The extended supporting cast members of this film are amazing. Their notifications are met with a variety of results, as we all process grief and shock differently. The supporting actors and actresses have one scene to deliver their messages of despair and grief. The film is a fascinating look into the human psyche, and it's the best war movie I've ever seen. It's a deep, thoughtful, uncomfortable look at the effects of war on individuals. Woody Harrelson was nominated for Best Supporting Actor, but I'm surprised Samantha Morton was not nominated for Best Supporting Actress.
The Messenger is not always an easy film to watch, but it's well worth the time. It's not a movie I want to watch over and over again, but it a film I will buy and watch once every year or two. Mostly, I'll pass along my dvd to anyone who will watch it. Everyone has jumped on The Hurt Locker bandwagon, but The Messenger is a better film. It's smarter, more nuanced and a more fascinating look at this war. I was surprised when it wasn't nominated for the Best Picture Oscar. There's no question it is one of the five best films of the year.
Most Recent Customer Reviews
this film was horrible, the only time I felt emotion was when the N.O.K's were visited, but that Samantha Morton lady CANNOT act - this film was slow moving and she's terrible. Read morePublished 2 months ago by Alana N. Taylor
As a former combat veteran and now a 20 year police officer, I have had to make several death notifications. Not a pleasant task. Good movie. Didn't care for the ending.Published 2 months ago by J Drummer
Subject matter this serious deserves a better effort, much better.
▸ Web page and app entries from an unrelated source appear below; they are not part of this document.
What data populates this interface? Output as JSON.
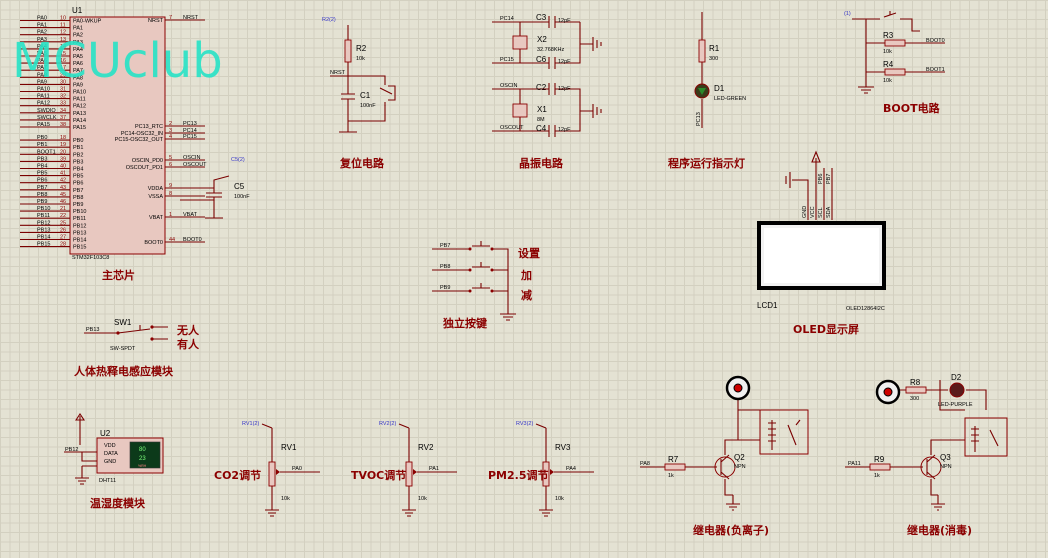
{
  "watermark": "MCUclub",
  "chip": {
    "ref": "U1",
    "part": "STM32F103C8",
    "section": "主芯片",
    "left_pins": [
      {
        "name": "PA0",
        "num": "10"
      },
      {
        "name": "PA1",
        "num": "11"
      },
      {
        "name": "PA2",
        "num": "12"
      },
      {
        "name": "PA3",
        "num": "13"
      },
      {
        "name": "PA4",
        "num": "14"
      },
      {
        "name": "PA5",
        "num": "15"
      },
      {
        "name": "PA6",
        "num": "16"
      },
      {
        "name": "PA7",
        "num": "17"
      },
      {
        "name": "PA8",
        "num": "29"
      },
      {
        "name": "PA9",
        "num": "30"
      },
      {
        "name": "PA10",
        "num": "31"
      },
      {
        "name": "PA11",
        "num": "32"
      },
      {
        "name": "PA12",
        "num": "33"
      },
      {
        "name": "SWDIO",
        "num": "34"
      },
      {
        "name": "SWCLK",
        "num": "37"
      },
      {
        "name": "PA15",
        "num": "38"
      },
      {
        "name": "PB0",
        "num": "18"
      },
      {
        "name": "PB1",
        "num": "19"
      },
      {
        "name": "BOOT1",
        "num": "20"
      },
      {
        "name": "PB3",
        "num": "39"
      },
      {
        "name": "PB4",
        "num": "40"
      },
      {
        "name": "PB5",
        "num": "41"
      },
      {
        "name": "PB6",
        "num": "42"
      },
      {
        "name": "PB7",
        "num": "43"
      },
      {
        "name": "PB8",
        "num": "45"
      },
      {
        "name": "PB9",
        "num": "46"
      },
      {
        "name": "PB10",
        "num": "21"
      },
      {
        "name": "PB11",
        "num": "22"
      },
      {
        "name": "PB12",
        "num": "25"
      },
      {
        "name": "PB13",
        "num": "26"
      },
      {
        "name": "PB14",
        "num": "27"
      },
      {
        "name": "PB15",
        "num": "28"
      }
    ],
    "inner_left": [
      "PA0-WKUP",
      "PA1",
      "PA2",
      "PA3",
      "PA4",
      "PA5",
      "PA6",
      "PA7",
      "PA8",
      "PA9",
      "PA10",
      "PA11",
      "PA12",
      "PA13",
      "PA14",
      "PA15",
      "PB0",
      "PB1",
      "PB2",
      "PB3",
      "PB4",
      "PB5",
      "PB6",
      "PB7",
      "PB8",
      "PB9",
      "PB10",
      "PB11",
      "PB12",
      "PB13",
      "PB14",
      "PB15"
    ],
    "right_pins": [
      {
        "name": "NRST",
        "num": "7",
        "net": "NRST"
      },
      {
        "name": "PC13_RTC",
        "num": "2",
        "net": "PC13"
      },
      {
        "name": "PC14-OSC32_IN",
        "num": "3",
        "net": "PC14"
      },
      {
        "name": "PC15-OSC32_OUT",
        "num": "4",
        "net": "PC15"
      },
      {
        "name": "OSCIN_PD0",
        "num": "5",
        "net": "OSCIN"
      },
      {
        "name": "OSCOUT_PD1",
        "num": "6",
        "net": "OSCOUT"
      },
      {
        "name": "VDDA",
        "num": "9",
        "net": ""
      },
      {
        "name": "VSSA",
        "num": "8",
        "net": ""
      },
      {
        "name": "VBAT",
        "num": "1",
        "net": "VBAT"
      },
      {
        "name": "BOOT0",
        "num": "44",
        "net": "BOOT0"
      }
    ],
    "c5": {
      "ref": "C5",
      "value": "100nF",
      "tag": "C5(2)"
    }
  },
  "reset": {
    "section": "复位电路",
    "r_ref": "R2",
    "r_val": "10k",
    "c_ref": "C1",
    "c_val": "100nF",
    "net": "NRST",
    "tag": "R2(2)"
  },
  "crystal": {
    "section": "晶振电路",
    "c3": "C3",
    "c6": "C6",
    "c2": "C2",
    "c4": "C4",
    "cap_val": "12pF",
    "x2": "X2",
    "x2_val": "32.768KHz",
    "x1": "X1",
    "x1_val": "8M",
    "nets": [
      "PC14",
      "PC15",
      "OSCIN",
      "OSCOUT"
    ]
  },
  "led": {
    "section": "程序运行指示灯",
    "r_ref": "R1",
    "r_val": "300",
    "d_ref": "D1",
    "d_part": "LED-GREEN",
    "net": "PC13"
  },
  "boot": {
    "section": "BOOT电路",
    "r3": "R3",
    "r4": "R4",
    "r_val": "10k",
    "net0": "BOOT0",
    "net1": "BOOT1",
    "tag": "(1)"
  },
  "lcd": {
    "section": "OLED显示屏",
    "ref": "LCD1",
    "part": "OLED12864I2C",
    "pins": [
      "GND",
      "VCC",
      "SCL",
      "SDA"
    ],
    "nets": [
      "PB6",
      "PB7"
    ]
  },
  "keys": {
    "section": "独立按键",
    "nets": [
      "PB7",
      "PB8",
      "PB9"
    ],
    "labels": [
      "设置",
      "加",
      "减"
    ]
  },
  "pir": {
    "section": "人体热释电感应模块",
    "ref": "SW1",
    "part": "SW-SPDT",
    "net": "PB13",
    "labels": [
      "无人",
      "有人"
    ]
  },
  "dht": {
    "section": "温湿度模块",
    "ref": "U2",
    "part": "DHT11",
    "net": "PB12",
    "pins": [
      "VDD",
      "DATA",
      "GND"
    ],
    "display": [
      "80",
      "23"
    ],
    "unit": "%RH"
  },
  "pots": [
    {
      "label": "CO2调节",
      "ref": "RV1",
      "val": "10k",
      "net": "PA0",
      "tag": "RV1(2)"
    },
    {
      "label": "TVOC调节",
      "ref": "RV2",
      "val": "10k",
      "net": "PA1",
      "tag": "RV2(2)"
    },
    {
      "label": "PM2.5调节",
      "ref": "RV3",
      "val": "10k",
      "net": "PA4",
      "tag": "RV3(2)"
    }
  ],
  "relay1": {
    "section": "继电器(负离子)",
    "r_ref": "R7",
    "r_val": "1k",
    "q_ref": "Q2",
    "q_part": "NPN",
    "net": "PA8"
  },
  "relay2": {
    "section": "继电器(消毒)",
    "r_ref": "R9",
    "r_val": "1k",
    "q_ref": "Q3",
    "q_part": "NPN",
    "net": "PA11",
    "r8": "R8",
    "r8_val": "300",
    "d_ref": "D2",
    "d_part": "LED-PURPLE"
  }
}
This story missed the opportunity to tell a compelling tale rarely handled on film. Read morePublished 2 months ago by Ron Baker
The movie was very sad and too much crying. I didnt like it because it was making me depressed.Published 2 months ago by javier chaluisant
Superb film in all regards, deeply moving. Recommended to me by a woman who herself experienced the knock on the door by the messengers.Published 3 months ago by john wyman